Lorine Parks

the man who wrote in his hat
   I kept saying     it’s a miracle    Ed Rosenthal

because he is a poet
he always carries a pen for jotting down phrases
but now he is lost in a desert of grotesqueries
Joshua trees contorted like tongues tasting salt
he forgot to top off his water bottle
that was six days ago     when he left the resort
he thinks   thirst is rocks   sand and rocks
which he wants to write down but he hasn’t a pad
he will do without paper and still write his poem
he drags a stick in the hard-crust dirt to draw letters
then sketches on orange rocks with a black stone    then
erases his illegible lines with the back of his trembling hand

he wanders farther   he tries to drink his urine
but the output of his body disgusts him
he won’t dig a cool shallow pit in the sand
because it looks like a grave
he tries to remember the Sh’ma 
but only a few syllables of Hebrew
remain in his cupboard of prayer

he hallucinates he believes he has won the Nobel for Poetry
and the Peace Prize for Achieving Understanding at Sinai
till at last   from the low reptilian stem of his brain
an instinct claws its way over his city mind
the desert insists on economy   the kestrel and buzzard
do not flutter in their search   they glide
there is wisdom in staying still and letting it come to him

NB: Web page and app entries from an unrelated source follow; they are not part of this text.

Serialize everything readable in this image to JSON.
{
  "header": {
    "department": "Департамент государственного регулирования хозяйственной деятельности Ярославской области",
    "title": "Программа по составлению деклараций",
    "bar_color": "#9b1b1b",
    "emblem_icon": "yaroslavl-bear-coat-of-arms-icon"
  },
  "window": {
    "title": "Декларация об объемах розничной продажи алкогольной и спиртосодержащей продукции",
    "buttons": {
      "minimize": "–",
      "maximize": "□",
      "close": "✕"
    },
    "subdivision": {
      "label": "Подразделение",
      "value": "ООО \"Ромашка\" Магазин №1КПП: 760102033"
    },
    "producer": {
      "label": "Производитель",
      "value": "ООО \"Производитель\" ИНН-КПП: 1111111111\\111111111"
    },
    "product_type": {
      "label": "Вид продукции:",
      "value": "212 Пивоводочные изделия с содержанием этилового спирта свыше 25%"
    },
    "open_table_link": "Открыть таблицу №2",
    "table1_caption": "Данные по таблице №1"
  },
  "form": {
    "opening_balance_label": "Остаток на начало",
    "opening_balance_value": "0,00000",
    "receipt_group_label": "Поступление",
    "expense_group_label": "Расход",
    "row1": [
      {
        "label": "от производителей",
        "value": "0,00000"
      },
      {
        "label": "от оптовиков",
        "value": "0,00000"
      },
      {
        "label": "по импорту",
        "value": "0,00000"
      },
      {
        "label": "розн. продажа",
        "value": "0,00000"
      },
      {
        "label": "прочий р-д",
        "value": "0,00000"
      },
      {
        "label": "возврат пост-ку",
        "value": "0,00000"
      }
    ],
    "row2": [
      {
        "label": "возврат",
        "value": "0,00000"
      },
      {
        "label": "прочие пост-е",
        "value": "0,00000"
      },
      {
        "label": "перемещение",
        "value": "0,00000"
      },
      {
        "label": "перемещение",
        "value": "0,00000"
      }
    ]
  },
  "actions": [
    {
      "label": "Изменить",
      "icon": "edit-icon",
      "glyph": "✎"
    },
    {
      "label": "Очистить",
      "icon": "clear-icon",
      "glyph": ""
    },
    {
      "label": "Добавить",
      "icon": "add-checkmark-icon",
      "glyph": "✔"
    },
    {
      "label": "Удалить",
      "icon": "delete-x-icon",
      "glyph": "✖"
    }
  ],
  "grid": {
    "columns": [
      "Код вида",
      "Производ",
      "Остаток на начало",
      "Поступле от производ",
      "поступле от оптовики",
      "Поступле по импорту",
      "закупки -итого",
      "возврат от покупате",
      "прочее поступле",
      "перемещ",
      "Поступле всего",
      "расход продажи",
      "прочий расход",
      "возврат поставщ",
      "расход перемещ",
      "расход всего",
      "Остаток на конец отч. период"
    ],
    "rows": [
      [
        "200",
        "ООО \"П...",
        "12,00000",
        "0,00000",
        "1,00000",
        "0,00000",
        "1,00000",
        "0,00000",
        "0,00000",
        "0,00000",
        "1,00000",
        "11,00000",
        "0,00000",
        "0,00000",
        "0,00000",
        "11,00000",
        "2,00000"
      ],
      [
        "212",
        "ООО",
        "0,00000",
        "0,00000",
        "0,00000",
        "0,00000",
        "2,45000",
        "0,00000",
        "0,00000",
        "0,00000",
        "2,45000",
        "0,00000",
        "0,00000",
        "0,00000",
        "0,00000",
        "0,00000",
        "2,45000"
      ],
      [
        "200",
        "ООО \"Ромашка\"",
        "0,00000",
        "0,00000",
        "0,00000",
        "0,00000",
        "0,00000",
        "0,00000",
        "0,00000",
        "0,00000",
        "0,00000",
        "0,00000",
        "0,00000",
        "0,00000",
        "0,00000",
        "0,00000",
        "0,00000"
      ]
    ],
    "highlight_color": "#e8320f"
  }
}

he stops moving in circles and collapses
flat as parchment    parched as his hat
he takes off his headgear to write on it
he still has his pen    his stylus for poetic inscribing
but instead of a new Xanadu    distilled from delirium
he scribbles his ethical will and testament in his floppy hat
naming his pallbearers   giving advice   leaving love and
now he recalls his Hebrew   shalom to daughter and wife
his witnesses a long-tailed pocket mouse chewing a seed
and a basking gecko    his notary a night moth
his signature validated by a black blob of a spider
sprawled like sealing wax on the hat’s brim

he waits    near expiring   the sun like a burning bush
for whichever piece of paper comes first
a coroner’s certificate   or a tabloid with rescue headlines
or a banner of light made by night stars over the desert
saying mazel tov   good fortune
a great miracle has happened here


Lorine Parks knows the high desert from having lived on an Indian Reservation in Nevada for a year.  In 2008 she took a plein air Tebot Bach Foundation poetry workshop in Joshua Tree National Forest and stayed at the legendary Twenty-nine Palms Hotel.  From that it was easy enough to imagine the trials of the poet-hiker who was lost in the Joshua Tree wilderness.  One must always respect Mother Nature, especially so in the strict economy of the desert.